Fairtrade has never claimed to be a panacea for everything from Climate change to poverty alleviation but what it does, is to raise consciousness in the masses, that there is an alternative model for business. Though Fairtrade originated as a charitable model, it’s method and mode of operation has changed over the years with more and more emphasis on training and development. Rather than focus only on the humane factors and kindness it has looked into the issues like labour rights, wages and local environmental issues.
Ideally there should be more involvement of independent bodies like researchers and non-governmental organisations to make Fairtrade more transparent, relevant and fit for purpose. In fact it is time to look beyond Fairtrade and it’s mark, and ensure that alternative structures and arrangement are in place for greater transparency and favourable outcomes. That is the reason why, here in Rangoli, our endeavour is to scrutinise the supply chain ourselves and not solely dependent on third party certifications.
Consumers are right to be socially minded when buying their food and gifts.
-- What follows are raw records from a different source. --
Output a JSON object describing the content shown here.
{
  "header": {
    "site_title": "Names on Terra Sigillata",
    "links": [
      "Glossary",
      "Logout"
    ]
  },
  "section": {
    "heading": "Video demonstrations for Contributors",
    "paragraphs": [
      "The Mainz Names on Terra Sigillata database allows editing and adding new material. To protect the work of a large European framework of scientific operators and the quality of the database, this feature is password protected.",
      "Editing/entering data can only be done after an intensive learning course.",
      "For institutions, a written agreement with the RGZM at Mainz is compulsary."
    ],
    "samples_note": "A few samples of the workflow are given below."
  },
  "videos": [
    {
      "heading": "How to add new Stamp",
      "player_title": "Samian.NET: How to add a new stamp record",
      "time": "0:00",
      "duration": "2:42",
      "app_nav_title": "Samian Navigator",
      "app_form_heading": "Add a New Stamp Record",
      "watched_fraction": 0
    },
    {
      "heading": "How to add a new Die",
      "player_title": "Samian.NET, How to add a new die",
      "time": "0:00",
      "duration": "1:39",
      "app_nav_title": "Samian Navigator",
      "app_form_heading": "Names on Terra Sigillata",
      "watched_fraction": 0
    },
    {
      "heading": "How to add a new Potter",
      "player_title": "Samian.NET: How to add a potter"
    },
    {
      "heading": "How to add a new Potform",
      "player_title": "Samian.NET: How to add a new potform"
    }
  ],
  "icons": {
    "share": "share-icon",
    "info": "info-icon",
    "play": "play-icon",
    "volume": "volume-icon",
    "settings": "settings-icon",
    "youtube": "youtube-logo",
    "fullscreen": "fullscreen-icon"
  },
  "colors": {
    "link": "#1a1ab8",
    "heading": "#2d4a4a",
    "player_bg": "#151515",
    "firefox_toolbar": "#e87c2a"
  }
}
But are we addressing the monetary gap which exists between the daily pay of an artisan or a tea-picker and equivalent salary of a Fairtrade executive sitting in his or her London office ? That is a more relevant ‘Fairtrade’ enquiry !